Dr. Tony Robbins recent response to my draft on OSHA at 35 makes the important point that economic developments are often more powerful than public health initiatives as determinants of environmental and occupational illness. I agree with his thought that predictive models of exposure might facilitate anticipatory public health strategies rather than our more typical efforts to catch up after the fact. It is with this in mind that we need to focus on forward looking ideas rather than dwelling on the frustration that comes from a close look at worker protection in the OSHA years. Here are three.
First, old problems with straightforward, feasible solutions such as fatal trench collapses have been remarkably resistant to the current OSHA paradigm – an embarrassingly small group of inspectors visiting a monstrously large group of workplaces with a monstrously large number of chemical and physical hazards one at a time. A different approach is needed, one that leverages greater impact out of scarce public resources. One such model would simply require that every worksite be periodically inspected and certified to be in compliance with OSHA requirements, with a final personal signoff by the CEO. OSHA would license and monitor the inspectors and would continue to do a limited number of workplace inspections in response to complaints or for audit purposes. Similar models of audited third party accreditation have been used for years to ensure compliance with a wide variety of laws and rules ranging from hospital licensing to pressure vessel inspections to animal inspections by accredited veterinarians. To be sure, there are lots of potential problems with such third party systems, some of which have been pointed out in previous posts to this site (see Jordan Barab comments)But these pitfalls, such as third party bias, can be addressed and overcome if interested parties are willing to sit down together to wrestle through them.
Second, while a deep understanding of hazards in the workplace of the future might require the type of complex input-output model suggested by Dr. Robbins, there is much about the next 20 years that is readily visible right now and can guide today’s decisions about resources, legislation, training and community action.

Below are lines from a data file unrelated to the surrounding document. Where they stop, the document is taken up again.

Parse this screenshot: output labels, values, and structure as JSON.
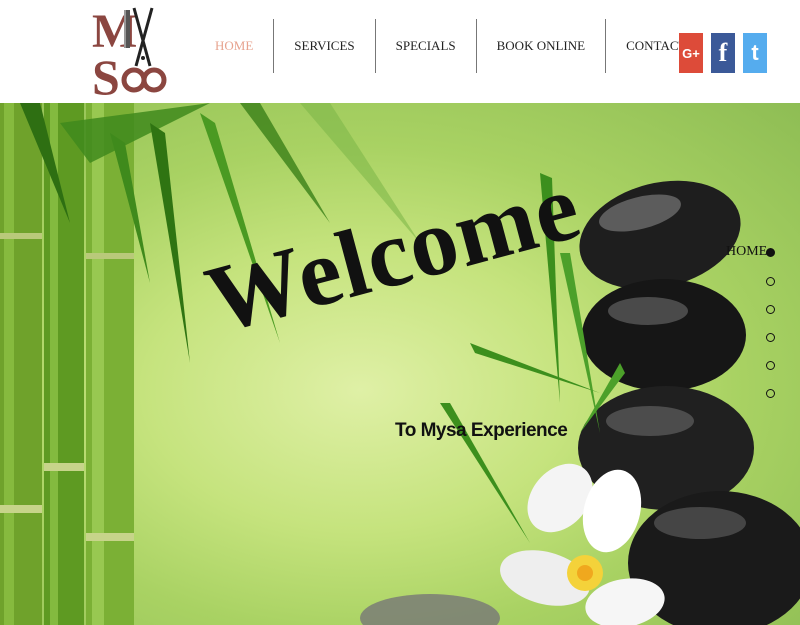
{
  "logo": {
    "letter_m": "M",
    "letter_s": "S"
  },
  "nav": {
    "items": [
      {
        "label": "HOME",
        "active": true
      },
      {
        "label": "SERVICES",
        "active": false
      },
      {
        "label": "SPECIALS",
        "active": false
      },
      {
        "label": "BOOK ONLINE",
        "active": false
      },
      {
        "label": "CONTACT",
        "active": false
      }
    ]
  },
  "social": {
    "google": {
      "glyph": "G+",
      "color": "#dd4b39"
    },
    "facebook": {
      "glyph": "f",
      "color": "#3b5998"
    },
    "twitter": {
      "glyph": "t",
      "color": "#55acee"
    }
  },
  "hero": {
    "title": "Welcome",
    "subtitle": "To Mysa Experience"
  },
  "section_nav": {
    "current_label": "HOME",
    "dot_count": 6,
    "active_index": 0
  },
  "colors": {
    "accent": "#e7a38f",
    "logo_brown": "#8b4640"
  }
}
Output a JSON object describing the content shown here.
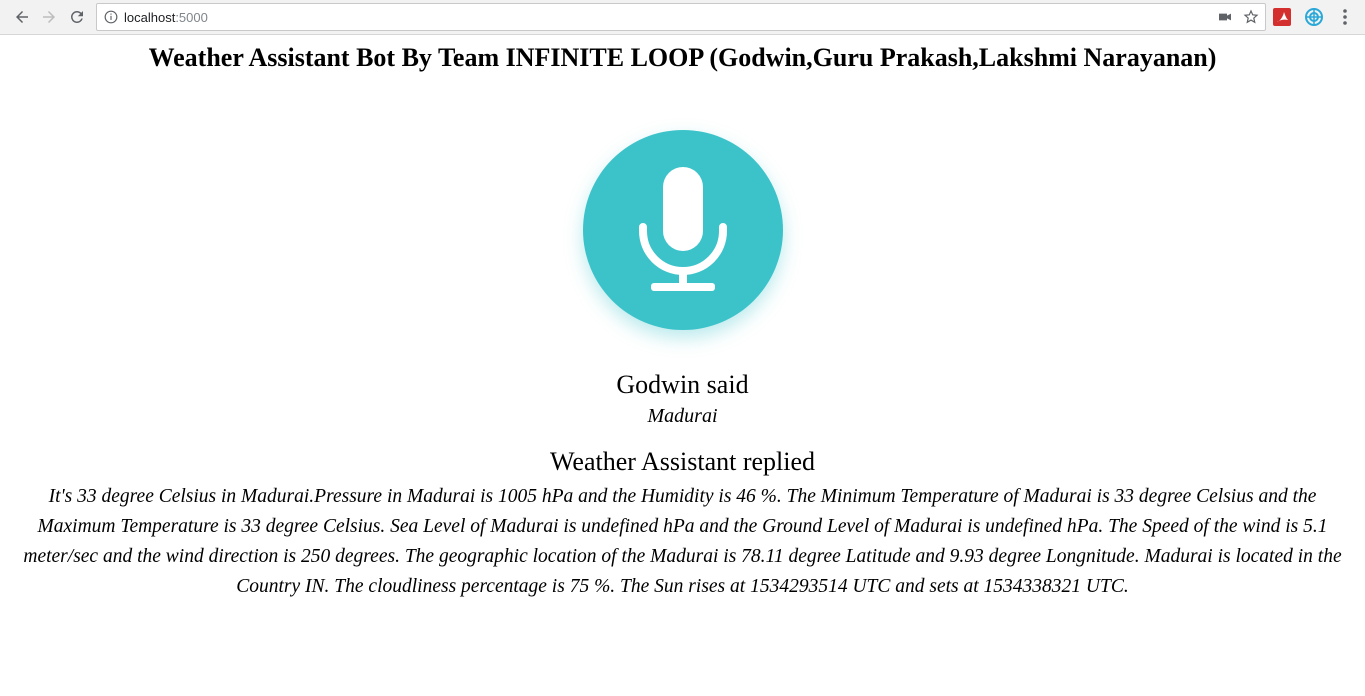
{
  "browser": {
    "url_host": "localhost",
    "url_port": ":5000"
  },
  "page": {
    "title": "Weather Assistant Bot By Team INFINITE LOOP (Godwin,Guru Prakash,Lakshmi Narayanan)",
    "user_heading": "Godwin said",
    "user_text": "Madurai",
    "bot_heading": "Weather Assistant replied",
    "bot_text": "It's 33 degree Celsius in Madurai.Pressure in Madurai is 1005 hPa and the Humidity is 46 %. The Minimum Temperature of Madurai is 33 degree Celsius and the Maximum Temperature is 33 degree Celsius. Sea Level of Madurai is undefined hPa and the Ground Level of Madurai is undefined hPa. The Speed of the wind is 5.1 meter/sec and the wind direction is 250 degrees. The geographic location of the Madurai is 78.11 degree Latitude and 9.93 degree Longnitude. Madurai is located in the Country IN. The cloudliness percentage is 75 %. The Sun rises at 1534293514 UTC and sets at 1534338321 UTC."
  },
  "colors": {
    "mic_background": "#3cc3ca",
    "mic_glyph": "#ffffff"
  },
  "icons": [
    "back-arrow-icon",
    "forward-arrow-icon",
    "reload-icon",
    "info-icon",
    "camera-icon",
    "star-icon",
    "extension-icon",
    "menu-icon",
    "microphone-icon"
  ]
}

Examples include genotoxins, nanoparticles, psychosocial stress and exceptional risks in growing sectors like health care and biotechnology.
Third, collaborative work among people and organizations with different skills, experience and perspective can often illuminate future needs more effectively than work done in isolation. A terrific example is the work being done by the New Jersey Work Environment Council, “a coalition of 70 labor, community and environmental organizations working together for safe, secure jobs, and a healthy, sustainable environment.”